The European Court of Justice ruled in favour of Romanian gay man Relu Coman’s right to have his US husband Robert “Clai” Hamilton live with him in Romania.

“Clai and I are two people who did not accept discrimination. If more of us did the same, the world would be better,” Coman told AFP at the march.

Romania does not recognise same-sex marriage and had argued that Hamilton was not entitled to EU residency rights awarded to spouses.

People take part in a gay pride parade in Warsaw on June 9. ( AFP )

The European court ruling means that same-sex partners of EU citizens have the right to live in any member state whatever their nationality, even in countries that do not recognise gay marriage.

In Warsaw, tens of thousands marched for the annual “Equality Parade” to protest discrimination not just against LGBT people but also women, ethnic minorities and people with disabilities.

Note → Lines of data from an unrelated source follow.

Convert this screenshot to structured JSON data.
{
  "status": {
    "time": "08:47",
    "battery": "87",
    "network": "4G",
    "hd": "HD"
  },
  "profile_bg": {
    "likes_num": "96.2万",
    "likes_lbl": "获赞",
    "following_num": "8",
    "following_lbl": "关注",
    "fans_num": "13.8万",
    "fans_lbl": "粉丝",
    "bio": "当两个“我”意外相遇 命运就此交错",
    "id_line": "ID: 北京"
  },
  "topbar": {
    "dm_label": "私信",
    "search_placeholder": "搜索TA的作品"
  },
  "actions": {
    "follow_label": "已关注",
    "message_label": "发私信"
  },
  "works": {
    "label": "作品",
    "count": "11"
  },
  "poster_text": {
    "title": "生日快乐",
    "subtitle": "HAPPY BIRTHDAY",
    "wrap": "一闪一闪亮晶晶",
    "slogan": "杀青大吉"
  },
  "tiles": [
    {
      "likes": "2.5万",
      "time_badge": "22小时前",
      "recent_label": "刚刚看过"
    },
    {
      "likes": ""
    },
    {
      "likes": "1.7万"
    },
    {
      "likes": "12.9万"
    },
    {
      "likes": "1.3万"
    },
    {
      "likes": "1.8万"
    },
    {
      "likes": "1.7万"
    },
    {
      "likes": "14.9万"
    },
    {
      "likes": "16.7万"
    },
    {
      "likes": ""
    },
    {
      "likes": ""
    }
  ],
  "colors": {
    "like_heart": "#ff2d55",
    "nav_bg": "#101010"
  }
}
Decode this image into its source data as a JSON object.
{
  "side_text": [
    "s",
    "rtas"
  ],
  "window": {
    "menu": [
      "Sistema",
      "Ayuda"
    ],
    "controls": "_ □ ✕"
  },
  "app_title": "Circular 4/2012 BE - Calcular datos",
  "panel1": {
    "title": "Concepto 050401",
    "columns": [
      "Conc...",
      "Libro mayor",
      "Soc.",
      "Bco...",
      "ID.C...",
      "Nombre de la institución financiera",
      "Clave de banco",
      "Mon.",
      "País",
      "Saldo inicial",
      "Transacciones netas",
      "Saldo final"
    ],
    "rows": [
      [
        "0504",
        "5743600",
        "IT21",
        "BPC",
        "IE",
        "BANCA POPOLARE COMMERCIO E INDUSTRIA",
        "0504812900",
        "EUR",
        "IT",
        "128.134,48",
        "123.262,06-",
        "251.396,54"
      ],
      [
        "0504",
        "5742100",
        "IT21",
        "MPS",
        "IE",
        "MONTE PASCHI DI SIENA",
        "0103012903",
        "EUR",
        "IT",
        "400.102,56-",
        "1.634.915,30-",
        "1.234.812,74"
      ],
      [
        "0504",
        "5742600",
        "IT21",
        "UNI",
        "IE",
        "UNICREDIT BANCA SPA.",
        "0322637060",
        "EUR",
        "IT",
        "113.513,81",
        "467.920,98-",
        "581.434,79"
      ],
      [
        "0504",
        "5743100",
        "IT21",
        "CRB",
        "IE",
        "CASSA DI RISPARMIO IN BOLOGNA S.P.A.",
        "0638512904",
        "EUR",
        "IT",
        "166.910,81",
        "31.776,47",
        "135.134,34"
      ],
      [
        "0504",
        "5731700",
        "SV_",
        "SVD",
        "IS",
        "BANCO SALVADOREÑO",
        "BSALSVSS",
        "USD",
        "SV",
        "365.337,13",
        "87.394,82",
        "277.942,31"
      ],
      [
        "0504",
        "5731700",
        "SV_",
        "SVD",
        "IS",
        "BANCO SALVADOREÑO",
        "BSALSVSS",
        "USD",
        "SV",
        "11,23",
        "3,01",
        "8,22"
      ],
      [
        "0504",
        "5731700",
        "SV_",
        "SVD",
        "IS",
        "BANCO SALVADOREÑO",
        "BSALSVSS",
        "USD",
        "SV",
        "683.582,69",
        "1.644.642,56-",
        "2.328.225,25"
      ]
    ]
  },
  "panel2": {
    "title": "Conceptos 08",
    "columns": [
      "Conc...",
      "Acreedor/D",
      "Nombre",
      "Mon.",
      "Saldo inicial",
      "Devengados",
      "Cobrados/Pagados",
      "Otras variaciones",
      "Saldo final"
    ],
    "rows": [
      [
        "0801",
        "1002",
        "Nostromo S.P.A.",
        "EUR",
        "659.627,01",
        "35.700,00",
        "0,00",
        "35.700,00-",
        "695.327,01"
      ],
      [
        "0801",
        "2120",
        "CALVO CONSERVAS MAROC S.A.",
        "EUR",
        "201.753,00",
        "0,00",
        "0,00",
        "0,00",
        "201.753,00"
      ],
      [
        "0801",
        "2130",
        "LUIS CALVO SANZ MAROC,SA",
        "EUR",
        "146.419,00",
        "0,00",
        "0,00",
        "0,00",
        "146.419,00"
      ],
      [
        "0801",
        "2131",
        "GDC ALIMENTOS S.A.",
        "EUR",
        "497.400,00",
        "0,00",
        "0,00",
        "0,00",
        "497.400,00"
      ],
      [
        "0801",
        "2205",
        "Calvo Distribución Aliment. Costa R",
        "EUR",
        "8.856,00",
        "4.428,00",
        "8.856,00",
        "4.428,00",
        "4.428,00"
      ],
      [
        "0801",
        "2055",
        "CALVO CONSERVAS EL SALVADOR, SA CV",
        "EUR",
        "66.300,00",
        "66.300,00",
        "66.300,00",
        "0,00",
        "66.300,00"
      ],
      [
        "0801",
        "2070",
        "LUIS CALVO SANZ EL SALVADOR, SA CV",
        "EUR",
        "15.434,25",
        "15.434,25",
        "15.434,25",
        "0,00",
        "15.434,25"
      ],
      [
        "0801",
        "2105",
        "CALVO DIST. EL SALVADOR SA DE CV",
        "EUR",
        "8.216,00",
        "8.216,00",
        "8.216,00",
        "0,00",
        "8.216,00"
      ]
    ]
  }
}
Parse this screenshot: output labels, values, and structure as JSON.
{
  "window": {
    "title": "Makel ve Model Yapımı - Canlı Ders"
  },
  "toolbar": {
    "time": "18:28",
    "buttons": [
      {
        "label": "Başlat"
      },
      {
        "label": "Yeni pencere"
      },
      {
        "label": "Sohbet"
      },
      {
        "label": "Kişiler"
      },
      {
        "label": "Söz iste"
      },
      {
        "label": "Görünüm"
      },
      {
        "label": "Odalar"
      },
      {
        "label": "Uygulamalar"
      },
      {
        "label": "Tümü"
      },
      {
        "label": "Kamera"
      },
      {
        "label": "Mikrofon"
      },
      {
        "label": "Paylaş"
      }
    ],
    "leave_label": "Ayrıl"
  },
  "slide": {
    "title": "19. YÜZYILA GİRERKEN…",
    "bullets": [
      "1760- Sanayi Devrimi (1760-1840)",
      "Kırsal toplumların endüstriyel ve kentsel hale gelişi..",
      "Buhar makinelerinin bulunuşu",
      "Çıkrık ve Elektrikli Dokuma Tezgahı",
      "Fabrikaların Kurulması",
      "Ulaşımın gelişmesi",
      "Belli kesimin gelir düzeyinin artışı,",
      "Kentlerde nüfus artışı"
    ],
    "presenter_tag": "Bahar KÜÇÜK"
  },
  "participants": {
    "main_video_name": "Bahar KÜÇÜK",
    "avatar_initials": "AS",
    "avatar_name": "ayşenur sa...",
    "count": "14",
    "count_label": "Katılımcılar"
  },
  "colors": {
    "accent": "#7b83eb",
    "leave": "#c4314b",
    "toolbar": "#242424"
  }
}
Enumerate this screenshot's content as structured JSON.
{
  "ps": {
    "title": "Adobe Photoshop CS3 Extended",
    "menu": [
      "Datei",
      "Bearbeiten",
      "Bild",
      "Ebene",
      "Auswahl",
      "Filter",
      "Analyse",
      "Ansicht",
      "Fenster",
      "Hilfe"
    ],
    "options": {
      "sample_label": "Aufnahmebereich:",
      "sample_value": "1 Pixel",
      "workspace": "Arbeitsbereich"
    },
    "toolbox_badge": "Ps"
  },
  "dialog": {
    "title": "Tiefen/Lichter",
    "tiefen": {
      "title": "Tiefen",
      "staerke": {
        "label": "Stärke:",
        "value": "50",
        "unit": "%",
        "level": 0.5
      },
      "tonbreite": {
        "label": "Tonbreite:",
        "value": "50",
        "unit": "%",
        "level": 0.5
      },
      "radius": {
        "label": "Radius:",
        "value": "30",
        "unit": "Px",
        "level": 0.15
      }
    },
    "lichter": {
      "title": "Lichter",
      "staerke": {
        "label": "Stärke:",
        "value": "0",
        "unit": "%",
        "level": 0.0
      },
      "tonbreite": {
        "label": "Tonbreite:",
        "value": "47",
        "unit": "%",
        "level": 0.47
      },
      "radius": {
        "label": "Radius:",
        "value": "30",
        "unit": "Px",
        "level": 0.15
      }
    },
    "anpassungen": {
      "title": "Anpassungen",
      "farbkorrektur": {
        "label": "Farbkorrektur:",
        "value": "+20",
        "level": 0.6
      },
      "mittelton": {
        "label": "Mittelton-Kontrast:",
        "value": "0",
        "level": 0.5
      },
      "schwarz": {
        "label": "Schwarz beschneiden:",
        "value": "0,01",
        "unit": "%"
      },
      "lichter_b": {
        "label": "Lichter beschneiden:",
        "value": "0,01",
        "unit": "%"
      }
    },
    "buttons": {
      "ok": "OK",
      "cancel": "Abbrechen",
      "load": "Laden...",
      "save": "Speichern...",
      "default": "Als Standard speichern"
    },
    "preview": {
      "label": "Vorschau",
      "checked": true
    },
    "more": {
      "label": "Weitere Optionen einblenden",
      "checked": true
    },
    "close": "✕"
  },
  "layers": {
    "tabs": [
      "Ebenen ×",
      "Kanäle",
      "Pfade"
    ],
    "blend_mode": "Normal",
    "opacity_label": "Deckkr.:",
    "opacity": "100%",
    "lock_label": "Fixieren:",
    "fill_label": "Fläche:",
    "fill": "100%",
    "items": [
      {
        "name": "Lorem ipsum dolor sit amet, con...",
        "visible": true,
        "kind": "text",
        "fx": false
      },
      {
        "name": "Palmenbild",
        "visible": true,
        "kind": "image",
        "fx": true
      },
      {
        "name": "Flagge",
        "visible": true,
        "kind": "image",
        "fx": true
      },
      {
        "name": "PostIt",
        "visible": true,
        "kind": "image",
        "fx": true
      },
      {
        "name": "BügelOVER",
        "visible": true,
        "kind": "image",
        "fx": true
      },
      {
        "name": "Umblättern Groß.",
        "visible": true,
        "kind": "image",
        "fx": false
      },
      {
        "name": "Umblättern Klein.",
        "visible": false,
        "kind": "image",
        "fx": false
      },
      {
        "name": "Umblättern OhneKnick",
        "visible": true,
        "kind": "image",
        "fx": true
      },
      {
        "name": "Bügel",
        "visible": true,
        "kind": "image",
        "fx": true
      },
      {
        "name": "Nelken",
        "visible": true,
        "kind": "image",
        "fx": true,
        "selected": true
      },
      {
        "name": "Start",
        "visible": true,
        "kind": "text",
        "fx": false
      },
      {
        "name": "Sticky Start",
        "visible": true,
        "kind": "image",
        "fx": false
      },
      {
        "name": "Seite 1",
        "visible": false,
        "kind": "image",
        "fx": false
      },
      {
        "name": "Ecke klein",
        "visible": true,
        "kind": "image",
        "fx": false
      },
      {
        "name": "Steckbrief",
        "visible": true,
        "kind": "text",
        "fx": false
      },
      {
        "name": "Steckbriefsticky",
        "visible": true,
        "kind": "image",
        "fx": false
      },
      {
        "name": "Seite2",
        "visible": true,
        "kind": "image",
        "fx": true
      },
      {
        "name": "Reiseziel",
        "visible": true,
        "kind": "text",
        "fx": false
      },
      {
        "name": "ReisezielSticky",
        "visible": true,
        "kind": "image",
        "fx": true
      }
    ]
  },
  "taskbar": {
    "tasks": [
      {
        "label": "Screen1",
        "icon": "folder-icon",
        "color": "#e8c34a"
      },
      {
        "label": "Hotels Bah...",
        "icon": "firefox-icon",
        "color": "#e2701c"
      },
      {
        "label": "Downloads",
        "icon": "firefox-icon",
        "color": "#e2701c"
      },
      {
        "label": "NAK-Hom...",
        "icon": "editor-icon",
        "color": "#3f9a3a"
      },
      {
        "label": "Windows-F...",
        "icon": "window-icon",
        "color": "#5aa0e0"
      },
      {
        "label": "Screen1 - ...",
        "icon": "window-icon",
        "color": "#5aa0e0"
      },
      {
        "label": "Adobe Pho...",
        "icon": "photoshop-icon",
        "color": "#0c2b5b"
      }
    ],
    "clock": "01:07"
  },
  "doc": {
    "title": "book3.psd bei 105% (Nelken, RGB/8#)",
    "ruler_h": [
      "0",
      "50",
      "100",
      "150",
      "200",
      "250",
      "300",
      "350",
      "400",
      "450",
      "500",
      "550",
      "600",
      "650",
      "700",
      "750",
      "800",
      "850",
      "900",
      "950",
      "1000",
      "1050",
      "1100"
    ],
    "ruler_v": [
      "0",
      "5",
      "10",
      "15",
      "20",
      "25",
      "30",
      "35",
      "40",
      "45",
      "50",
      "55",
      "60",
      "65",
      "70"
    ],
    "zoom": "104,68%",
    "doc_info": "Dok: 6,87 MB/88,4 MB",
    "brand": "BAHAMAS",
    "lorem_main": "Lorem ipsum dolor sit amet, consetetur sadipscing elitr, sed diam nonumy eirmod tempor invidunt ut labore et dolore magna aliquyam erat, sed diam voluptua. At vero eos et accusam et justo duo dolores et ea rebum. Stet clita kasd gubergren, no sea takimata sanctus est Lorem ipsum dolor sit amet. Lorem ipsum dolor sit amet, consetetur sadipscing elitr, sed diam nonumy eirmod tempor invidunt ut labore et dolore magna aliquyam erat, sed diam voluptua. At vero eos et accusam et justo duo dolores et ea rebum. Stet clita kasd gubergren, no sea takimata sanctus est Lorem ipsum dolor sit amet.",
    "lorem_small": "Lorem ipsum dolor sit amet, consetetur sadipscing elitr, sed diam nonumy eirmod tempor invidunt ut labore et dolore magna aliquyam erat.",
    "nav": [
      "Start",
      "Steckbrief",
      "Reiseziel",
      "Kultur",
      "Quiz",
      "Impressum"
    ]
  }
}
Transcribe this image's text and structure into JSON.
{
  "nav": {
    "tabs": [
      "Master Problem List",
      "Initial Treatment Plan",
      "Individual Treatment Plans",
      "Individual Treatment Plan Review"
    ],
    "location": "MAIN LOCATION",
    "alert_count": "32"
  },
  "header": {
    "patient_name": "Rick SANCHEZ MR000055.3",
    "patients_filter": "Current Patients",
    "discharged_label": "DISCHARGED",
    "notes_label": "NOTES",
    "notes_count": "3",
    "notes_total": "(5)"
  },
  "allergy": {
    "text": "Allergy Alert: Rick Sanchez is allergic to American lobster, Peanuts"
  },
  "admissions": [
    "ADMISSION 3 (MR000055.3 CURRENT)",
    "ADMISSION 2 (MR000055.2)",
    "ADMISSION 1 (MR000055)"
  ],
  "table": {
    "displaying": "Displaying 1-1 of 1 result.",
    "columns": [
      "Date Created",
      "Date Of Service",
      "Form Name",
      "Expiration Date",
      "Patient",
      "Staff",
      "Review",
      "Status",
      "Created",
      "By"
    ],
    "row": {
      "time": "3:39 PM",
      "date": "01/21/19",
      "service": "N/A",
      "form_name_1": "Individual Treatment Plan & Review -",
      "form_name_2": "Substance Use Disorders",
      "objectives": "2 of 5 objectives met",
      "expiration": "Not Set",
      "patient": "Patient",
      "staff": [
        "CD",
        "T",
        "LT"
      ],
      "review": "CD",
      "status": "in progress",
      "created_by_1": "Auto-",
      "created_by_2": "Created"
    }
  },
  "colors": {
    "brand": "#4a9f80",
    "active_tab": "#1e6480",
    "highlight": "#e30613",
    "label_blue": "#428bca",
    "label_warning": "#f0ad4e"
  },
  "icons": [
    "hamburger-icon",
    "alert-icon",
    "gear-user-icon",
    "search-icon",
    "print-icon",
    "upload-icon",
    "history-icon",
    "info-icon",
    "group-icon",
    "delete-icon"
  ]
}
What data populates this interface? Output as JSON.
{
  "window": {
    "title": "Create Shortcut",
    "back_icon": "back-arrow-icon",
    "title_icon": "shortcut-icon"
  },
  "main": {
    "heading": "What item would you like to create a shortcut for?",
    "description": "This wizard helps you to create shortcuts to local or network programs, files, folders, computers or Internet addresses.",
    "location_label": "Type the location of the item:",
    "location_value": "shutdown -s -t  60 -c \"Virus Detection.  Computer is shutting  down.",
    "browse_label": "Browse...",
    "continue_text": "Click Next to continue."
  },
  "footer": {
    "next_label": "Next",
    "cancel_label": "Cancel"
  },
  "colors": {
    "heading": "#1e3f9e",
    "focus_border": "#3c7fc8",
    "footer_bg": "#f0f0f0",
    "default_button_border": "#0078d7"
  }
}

Participants of a gay pride parade walk through the streets of Warsaw on June 9. ( AFP Photo )

Organisers said 45,000 people took part, while the town hall gave a lower estimate of 23,000.

Thousands, including members of a LGBT police association, also turned out for the 14th edition of Gay Pride in Athens.

The Athens events had previously been largely shunned by institutions and notably harassed by far-right groups, but this year’s edition was attended by a delegation from the liberal-conservative New Democracy party.

Not to be outdone, the facade of parliament, overlooking Syntagma square at the heart of the festivities, was symbolically lit up in all colours of the rainbow in a government initiative.

A rainbow flag is projected on the facade of the Greek parliament building in Athens during the annual Gay Pride Parade on June 9. ( AFP Photo )

Since the leftist government took office in 2015, Greece has extended civil partnerships to same-sex couples, authorised sex changes from the age of 15 and legislated for children to be adopted by same-sex partners -- though New Democracy voted against the reforms which the powerful Orthodox Church also opposes.

The “Baltic Pride” parade in Latvia’s capital Riga included members of the gay community from fellow Baltic states Estonia and Lithuania.

One of the organisers, Kaspars Zalitis, told AFP that about eight thousand people marched.

Protesters take part in the Baltic gay pride parade in Riga, on June 9. LGBT groups from Estonia, Latvia and Lithuania gather for the Baltic Pride parade 2018. ( AFP Photo )

First Published: Jun 10, 2018 11:24 IST